What to look for when purchasing an antique Oriental rug
As part of our series on advice for purchasing an Oriental rug, this post discusses things to look for in the condition of the rug you are looking at.
In today’s market, the criteria for purchase of an Oriental rug for the majority of purchasers is based primarily on color and design. They want the “right rug” to work with their décor. Clients are essentially seeking a more beautiful home.
Antique Oriental rug purchasers may share the same desire for a beautiful home, but they have a somewhat different agenda. There are those who like the feel and aged patina of old or antique home furnishings. Others see Oriental rugs as an art form that can tell you something about the people who produce them and how they live. This of course may be a simplistic view and undoubtedly people have diverse reasons. Nonetheless, with antique rugs, what is being offered for sale requires a much more significant learning curve to make an informed purchase. The amount of time a client may wish to spend on researching and learning is up to them. Some may wish to make an intense study and become a collector. Fortunately, there are many excellent books on antique Oriental Rugs that can inform about the people, places and their traditional designs. Museum exhibitions are also an excellent way to see antique rugs.
Know the condition
Knowing the true condition of an antique rug prior to purchase is critically important to making the right choice. While buyers may have a different levels of knowledge or of what condition they are willing to accept they should really should be familiar with the condition of the piece prior to purchase.
Understand that condition determines price; examples that are worn or highly repaired command a lesser price, or should. Condition will also indicate what kind of service the rug will give if it is used on the floor. While design and color preferences are subjective, the condition of a rug is forensic based on what physically exists.

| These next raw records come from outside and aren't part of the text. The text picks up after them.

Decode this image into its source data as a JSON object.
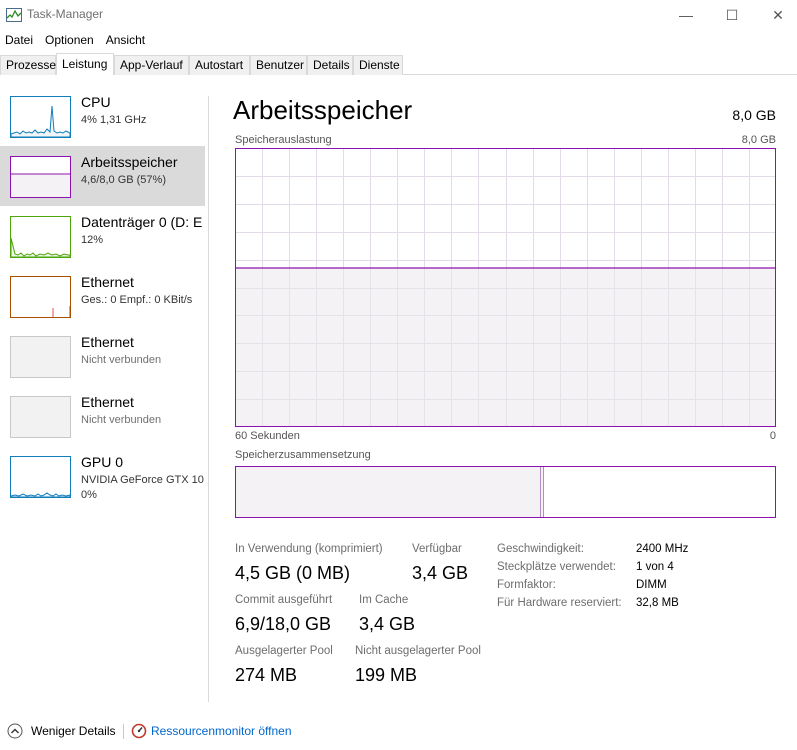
{
  "window": {
    "title": "Task-Manager",
    "controls": {
      "minimize": "—",
      "maximize": "☐",
      "close": "✕"
    }
  },
  "menu": [
    "Datei",
    "Optionen",
    "Ansicht"
  ],
  "tabs": [
    "Prozesse",
    "Leistung",
    "App-Verlauf",
    "Autostart",
    "Benutzer",
    "Details",
    "Dienste"
  ],
  "active_tab": "Leistung",
  "sidebar": {
    "items": [
      {
        "title": "CPU",
        "sub1": "4%  1,31 GHz",
        "color": "#117dbb"
      },
      {
        "title": "Arbeitsspeicher",
        "sub1": "4,6/8,0 GB (57%)",
        "color": "#8b12ae",
        "selected": true
      },
      {
        "title": "Datenträger 0 (D: E",
        "sub1": "12%",
        "color": "#4da60c"
      },
      {
        "title": "Ethernet",
        "sub1": "Ges.: 0  Empf.: 0 KBit/s",
        "color": "#a74f01"
      },
      {
        "title": "Ethernet",
        "sub1": "Nicht verbunden",
        "color": "#c8c8c8"
      },
      {
        "title": "Ethernet",
        "sub1": "Nicht verbunden",
        "color": "#c8c8c8"
      },
      {
        "title": "GPU 0",
        "sub1": "NVIDIA GeForce GTX 10",
        "sub2": "0%",
        "color": "#117dbb"
      }
    ]
  },
  "main": {
    "title": "Arbeitsspeicher",
    "total": "8,0 GB",
    "usage_chart": {
      "label": "Speicherauslastung",
      "max_label": "8,0 GB",
      "x_left": "60 Sekunden",
      "x_right": "0",
      "usage_fraction": 0.57,
      "color": "#8b12ae",
      "fill": "#f4f2f4"
    },
    "composition": {
      "label": "Speicherzusammensetzung",
      "in_use_fraction": 0.57
    },
    "stats": {
      "in_use_label": "In Verwendung (komprimiert)",
      "in_use_value": "4,5 GB (0 MB)",
      "available_label": "Verfügbar",
      "available_value": "3,4 GB",
      "commit_label": "Commit ausgeführt",
      "commit_value": "6,9/18,0 GB",
      "cache_label": "Im Cache",
      "cache_value": "3,4 GB",
      "paged_label": "Ausgelagerter Pool",
      "paged_value": "274 MB",
      "nonpaged_label": "Nicht ausgelagerter Pool",
      "nonpaged_value": "199 MB"
    },
    "details": [
      {
        "label": "Geschwindigkeit:",
        "value": "2400 MHz"
      },
      {
        "label": "Steckplätze verwendet:",
        "value": "1 von 4"
      },
      {
        "label": "Formfaktor:",
        "value": "DIMM"
      },
      {
        "label": "Für Hardware reserviert:",
        "value": "32,8 MB"
      }
    ]
  },
  "footer": {
    "fewer_details": "Weniger Details",
    "resource_monitor": "Ressourcenmonitor öffnen"
  }
}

Most oriental rug retailers allow their clients to view a rug in their home prior to purchase. A perspective purchaser should use this opportunity to give the proposed rug a complete examination.
This means a very thorough examination of the rug, front and back. It’s best to get down on your hands and knees for a close look with a strong light.

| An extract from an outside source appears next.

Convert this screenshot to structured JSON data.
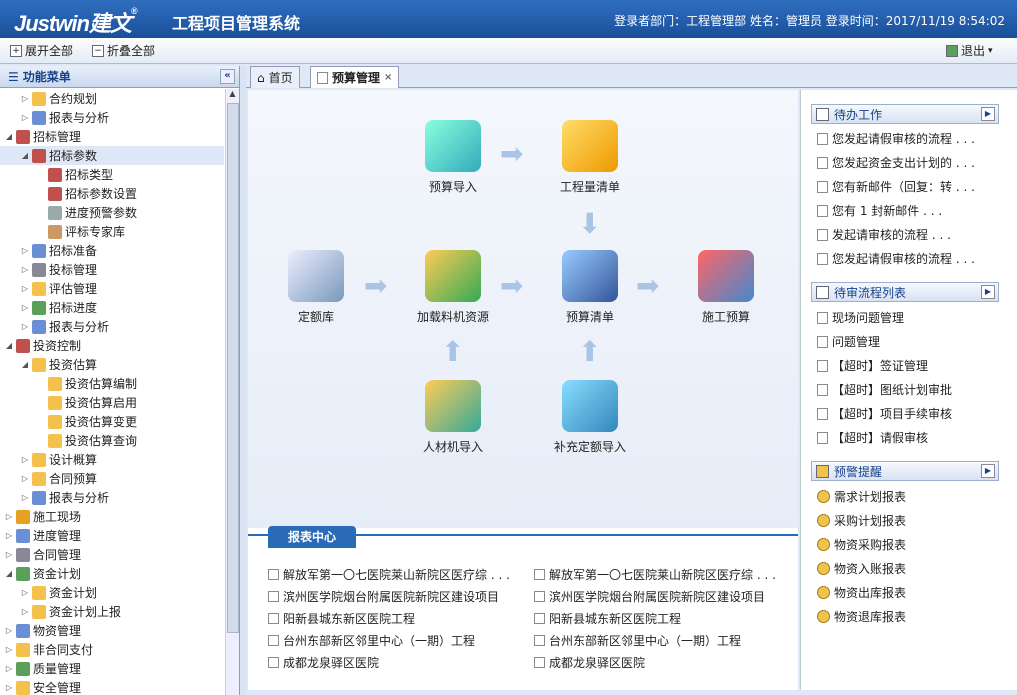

Here is what to look for in the condition of an antique oriental rug.
It is easy to see where the face of the rug is full pile or worn down to the base of the knot. One devious practice that merchants have used is to hide the wear at the bare foundation is to color it with indelible inks or marking pens; so called “touching up.” If you rub these areas with a clean white cloth that has been dampened with water and a small amount of dish washing liquid you will have proof the “touch up” exists. During cleaning these “touched up” areas can wash away and the rug comes back looking much more worn than when it was in the home before. This is a startling and disappointing surprise for the owner.
In the weaving of many Oriental rugs cotton string is laid on the loom the length of the rug. If the weaver runs out he takes a new ball of this string and ties a knot and then continues to string the loom. Those knots are trimmed somewhat and are hidden by the knotted pile. When the pile becomes worn these knots become visible. These “white knots” of course are found in the areas that have thin pile. They are often “touched up” to conceal wear.

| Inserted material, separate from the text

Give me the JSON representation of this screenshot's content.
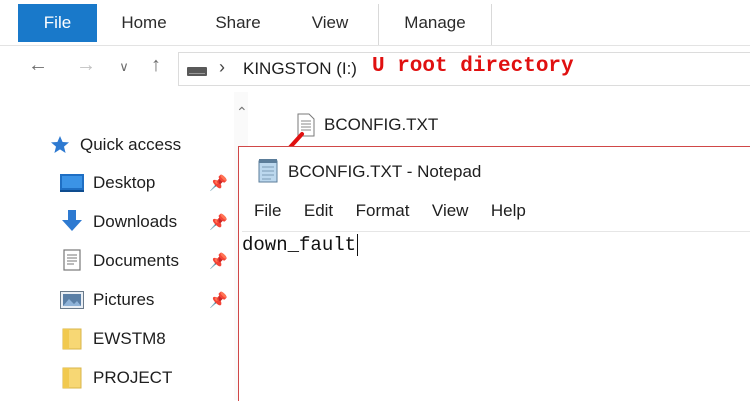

The face of a rug manifests moth damage by divots where the moths have eaten the wool. The back of a rug can also be attacked by moths where they eat the wool knots and leave the cotton foundation bare. Sometimes the wool is still visible on the face held in place by the tying of the knot but can easily be pulled out or can come out during vacuuming or cleaning.
REPAIRS OR RESTORATION:
A close examination can often reveal repairs or restoration even to those with little experience.
The first areas to show wear are the ends and edges. The fringe may be worn and there can be rows of knots missing, and some unraveling. The edge damage is easily seen; sometimes the wool that wrapped the edges is worn but the warps are still in good order. Original edges may be broken or missing. Other types of repair to the edges are machine serging or new machine made edges sewn to the body of the rug.
The examination can reveal holes that have been re-woven; worn areas that have been re-knotted or covered with a flat stitch. These restorations can often be detected if the repairs are old as they can be a different color than the original. Although the repair wool had matched well when applied it ages differently.
A CUT DOWN RUG:
A rug may be re-purposed by shortening its’ length or width. The designs may indicate such work on the face by designs that do not match. On the back you may see evidence of the sewing that was used to sew two pieces together. Cutting down a rug surely depreciates its’ value.
COLOR RUNS or BLEEDING:
Various spills can weaken dyes and cause colors to run into one another. Most often detected where a color abuts an ivory area. Color runs detract from the example and can effect value.
STAINS and FADING:
Probably the most common stains are from pets. The ivory in the damaged area takes on a yellow hue. The depth of the reds is diminished. Food spills are another source of staining. Strong light coming through the windows of a room can fade colors. One can easily see the difference in colors in those areas that have been sun damaged.
Learn more about antique and antique-look rugs, and stay tuned for more Oriental Rug 101.